== DATA IN THIS EXERCISE ==

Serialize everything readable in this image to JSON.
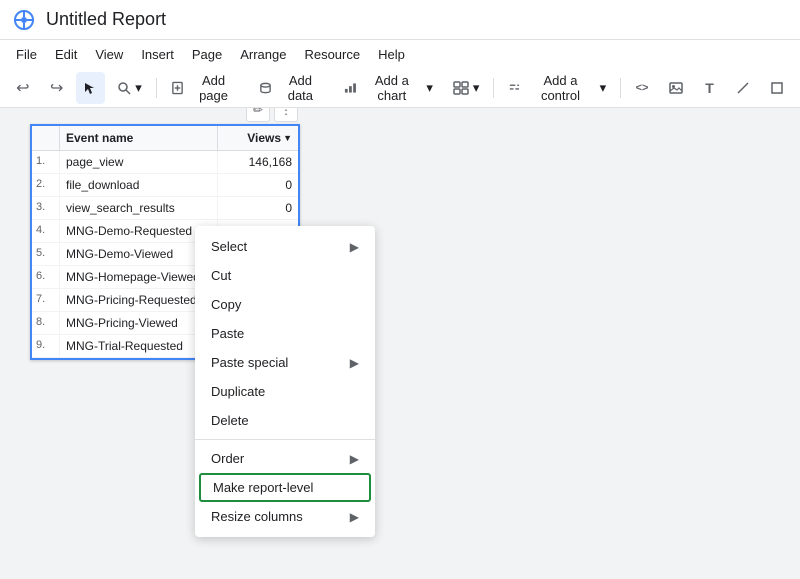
{
  "app": {
    "title": "Untitled Report",
    "icon_color": "#4285f4"
  },
  "menubar": {
    "items": [
      "File",
      "Edit",
      "View",
      "Insert",
      "Page",
      "Arrange",
      "Resource",
      "Help"
    ]
  },
  "toolbar": {
    "undo_label": "↩",
    "redo_label": "↪",
    "cursor_label": "↖",
    "zoom_label": "🔍",
    "add_page_label": "Add page",
    "add_data_label": "Add data",
    "add_chart_label": "Add a chart",
    "component_label": "⊞",
    "add_control_label": "Add a control",
    "code_label": "<>",
    "image_label": "🖼",
    "text_label": "T",
    "line_label": "╱",
    "rect_label": "□"
  },
  "table": {
    "widget_edit_title": "✏",
    "widget_more_title": "⋮",
    "header": {
      "num": "",
      "event_name": "Event name",
      "views": "Views",
      "sort_icon": "▼"
    },
    "rows": [
      {
        "num": "1.",
        "event": "page_view",
        "views": "146,168"
      },
      {
        "num": "2.",
        "event": "file_download",
        "views": "0"
      },
      {
        "num": "3.",
        "event": "view_search_results",
        "views": "0"
      },
      {
        "num": "4.",
        "event": "MNG-Demo-Requested",
        "views": ""
      },
      {
        "num": "5.",
        "event": "MNG-Demo-Viewed",
        "views": ""
      },
      {
        "num": "6.",
        "event": "MNG-Homepage-Viewed",
        "views": ""
      },
      {
        "num": "7.",
        "event": "MNG-Pricing-Requested",
        "views": ""
      },
      {
        "num": "8.",
        "event": "MNG-Pricing-Viewed",
        "views": ""
      },
      {
        "num": "9.",
        "event": "MNG-Trial-Requested",
        "views": ""
      }
    ]
  },
  "context_menu": {
    "items": [
      {
        "id": "select",
        "label": "Select",
        "has_arrow": true,
        "separator_after": false,
        "highlighted": false
      },
      {
        "id": "cut",
        "label": "Cut",
        "has_arrow": false,
        "separator_after": false,
        "highlighted": false
      },
      {
        "id": "copy",
        "label": "Copy",
        "has_arrow": false,
        "separator_after": false,
        "highlighted": false
      },
      {
        "id": "paste",
        "label": "Paste",
        "has_arrow": false,
        "separator_after": false,
        "highlighted": false
      },
      {
        "id": "paste_special",
        "label": "Paste special",
        "has_arrow": true,
        "separator_after": false,
        "highlighted": false
      },
      {
        "id": "duplicate",
        "label": "Duplicate",
        "has_arrow": false,
        "separator_after": false,
        "highlighted": false
      },
      {
        "id": "delete",
        "label": "Delete",
        "has_arrow": false,
        "separator_after": true,
        "highlighted": false
      },
      {
        "id": "order",
        "label": "Order",
        "has_arrow": true,
        "separator_after": false,
        "highlighted": false
      },
      {
        "id": "make_report_level",
        "label": "Make report-level",
        "has_arrow": false,
        "separator_after": false,
        "highlighted": true
      },
      {
        "id": "resize_columns",
        "label": "Resize columns",
        "has_arrow": true,
        "separator_after": false,
        "highlighted": false
      }
    ]
  }
}
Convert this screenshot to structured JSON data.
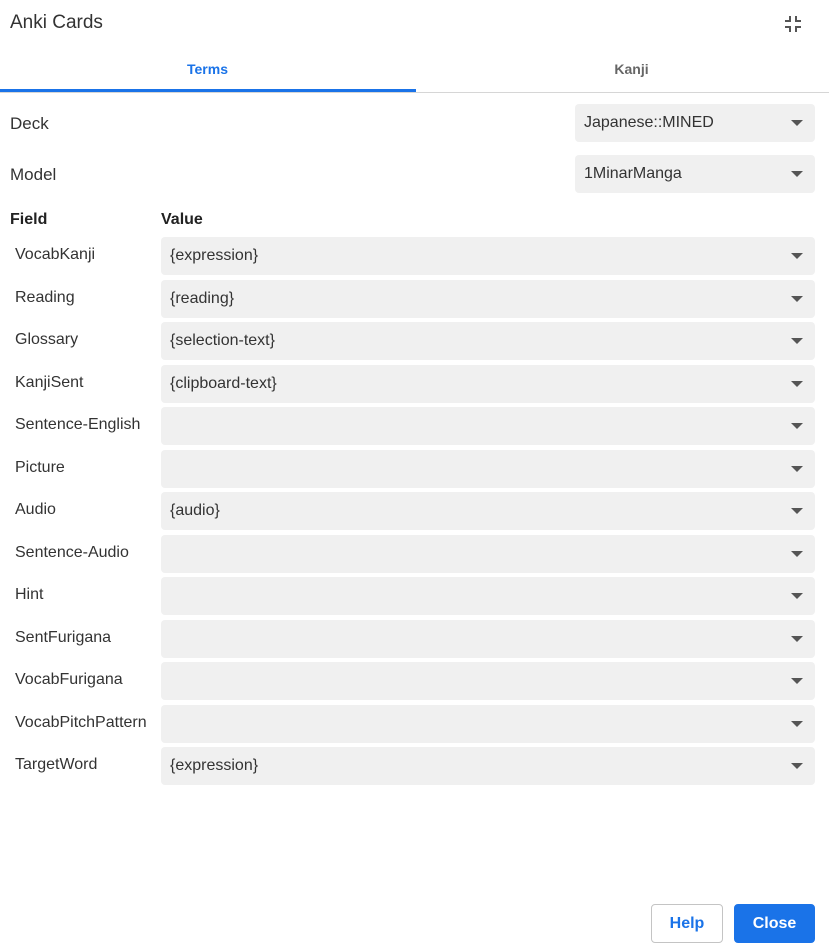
{
  "dialog": {
    "title": "Anki Cards",
    "collapse_icon": "collapse-icon"
  },
  "tabs": [
    {
      "label": "Terms",
      "active": true
    },
    {
      "label": "Kanji",
      "active": false
    }
  ],
  "deck": {
    "label": "Deck",
    "value": "Japanese::MINED"
  },
  "model": {
    "label": "Model",
    "value": "1MinarManga"
  },
  "fields_table": {
    "header_field": "Field",
    "header_value": "Value",
    "rows": [
      {
        "name": "VocabKanji",
        "value": "{expression}"
      },
      {
        "name": "Reading",
        "value": "{reading}"
      },
      {
        "name": "Glossary",
        "value": "{selection-text}"
      },
      {
        "name": "KanjiSent",
        "value": "{clipboard-text}"
      },
      {
        "name": "Sentence-English",
        "value": ""
      },
      {
        "name": "Picture",
        "value": ""
      },
      {
        "name": "Audio",
        "value": "{audio}"
      },
      {
        "name": "Sentence-Audio",
        "value": ""
      },
      {
        "name": "Hint",
        "value": ""
      },
      {
        "name": "SentFurigana",
        "value": ""
      },
      {
        "name": "VocabFurigana",
        "value": ""
      },
      {
        "name": "VocabPitchPattern",
        "value": ""
      },
      {
        "name": "TargetWord",
        "value": "{expression}"
      }
    ]
  },
  "footer": {
    "help_label": "Help",
    "close_label": "Close"
  },
  "colors": {
    "accent": "#1a73e8",
    "select_bg": "#f0f0f0"
  }
}
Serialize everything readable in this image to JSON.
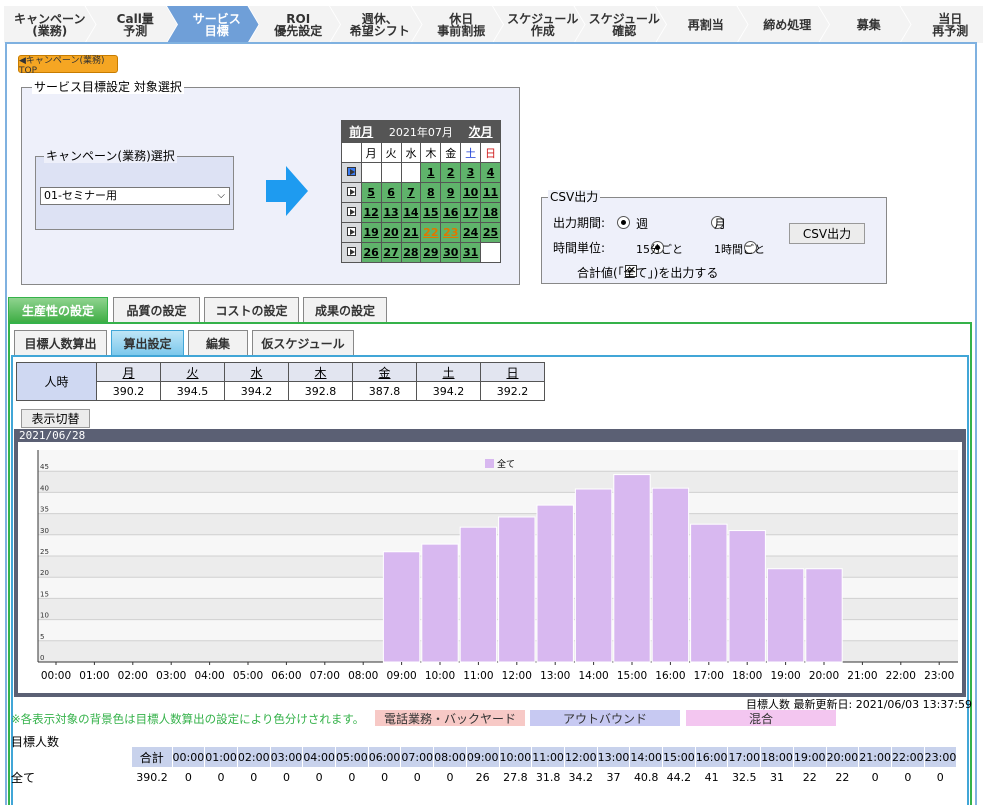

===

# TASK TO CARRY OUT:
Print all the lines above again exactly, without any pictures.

# SOLUTION TO THIS TASK:
Serialize everything readable in this image to JSON.
{
  "app": {
    "title": "Untitled Report",
    "icon_color": "#4285f4"
  },
  "menubar": {
    "items": [
      "File",
      "Edit",
      "View",
      "Insert",
      "Page",
      "Arrange",
      "Resource",
      "Help"
    ]
  },
  "toolbar": {
    "undo_label": "↩",
    "redo_label": "↪",
    "cursor_label": "↖",
    "zoom_label": "🔍",
    "add_page_label": "Add page",
    "add_data_label": "Add data",
    "add_chart_label": "Add a chart",
    "component_label": "⊞",
    "add_control_label": "Add a control",
    "code_label": "<>",
    "image_label": "🖼",
    "text_label": "T",
    "line_label": "╱",
    "rect_label": "□"
  },
  "table": {
    "widget_edit_title": "✏",
    "widget_more_title": "⋮",
    "header": {
      "num": "",
      "event_name": "Event name",
      "views": "Views",
      "sort_icon": "▼"
    },
    "rows": [
      {
        "num": "1.",
        "event": "page_view",
        "views": "146,168"
      },
      {
        "num": "2.",
        "event": "file_download",
        "views": "0"
      },
      {
        "num": "3.",
        "event": "view_search_results",
        "views": "0"
      },
      {
        "num": "4.",
        "event": "MNG-Demo-Requested",
        "views": ""
      },
      {
        "num": "5.",
        "event": "MNG-Demo-Viewed",
        "views": ""
      },
      {
        "num": "6.",
        "event": "MNG-Homepage-Viewed",
        "views": ""
      },
      {
        "num": "7.",
        "event": "MNG-Pricing-Requested",
        "views": ""
      },
      {
        "num": "8.",
        "event": "MNG-Pricing-Viewed",
        "views": ""
      },
      {
        "num": "9.",
        "event": "MNG-Trial-Requested",
        "views": ""
      }
    ]
  },
  "context_menu": {
    "items": [
      {
        "id": "select",
        "label": "Select",
        "has_arrow": true,
        "separator_after": false,
        "highlighted": false
      },
      {
        "id": "cut",
        "label": "Cut",
        "has_arrow": false,
        "separator_after": false,
        "highlighted": false
      },
      {
        "id": "copy",
        "label": "Copy",
        "has_arrow": false,
        "separator_after": false,
        "highlighted": false
      },
      {
        "id": "paste",
        "label": "Paste",
        "has_arrow": false,
        "separator_after": false,
        "highlighted": false
      },
      {
        "id": "paste_special",
        "label": "Paste special",
        "has_arrow": true,
        "separator_after": false,
        "highlighted": false
      },
      {
        "id": "duplicate",
        "label": "Duplicate",
        "has_arrow": false,
        "separator_after": false,
        "highlighted": false
      },
      {
        "id": "delete",
        "label": "Delete",
        "has_arrow": false,
        "separator_after": true,
        "highlighted": false
      },
      {
        "id": "order",
        "label": "Order",
        "has_arrow": true,
        "separator_after": false,
        "highlighted": false
      },
      {
        "id": "make_report_level",
        "label": "Make report-level",
        "has_arrow": false,
        "separator_after": false,
        "highlighted": true
      },
      {
        "id": "resize_columns",
        "label": "Resize columns",
        "has_arrow": true,
        "separator_after": false,
        "highlighted": false
      }
    ]
  }
}
Convert this screenshot to structured JSON data.
{
  "dialog": {
    "title": "Anki Cards",
    "collapse_icon": "collapse-icon"
  },
  "tabs": [
    {
      "label": "Terms",
      "active": true
    },
    {
      "label": "Kanji",
      "active": false
    }
  ],
  "deck": {
    "label": "Deck",
    "value": "Japanese::MINED"
  },
  "model": {
    "label": "Model",
    "value": "1MinarManga"
  },
  "fields_table": {
    "header_field": "Field",
    "header_value": "Value",
    "rows": [
      {
        "name": "VocabKanji",
        "value": "{expression}"
      },
      {
        "name": "Reading",
        "value": "{reading}"
      },
      {
        "name": "Glossary",
        "value": "{selection-text}"
      },
      {
        "name": "KanjiSent",
        "value": "{clipboard-text}"
      },
      {
        "name": "Sentence-English",
        "value": ""
      },
      {
        "name": "Picture",
        "value": ""
      },
      {
        "name": "Audio",
        "value": "{audio}"
      },
      {
        "name": "Sentence-Audio",
        "value": ""
      },
      {
        "name": "Hint",
        "value": ""
      },
      {
        "name": "SentFurigana",
        "value": ""
      },
      {
        "name": "VocabFurigana",
        "value": ""
      },
      {
        "name": "VocabPitchPattern",
        "value": ""
      },
      {
        "name": "TargetWord",
        "value": "{expression}"
      }
    ]
  },
  "footer": {
    "help_label": "Help",
    "close_label": "Close"
  },
  "colors": {
    "accent": "#1a73e8",
    "select_bg": "#f0f0f0"
  }
}
Serialize everything readable in this image to JSON.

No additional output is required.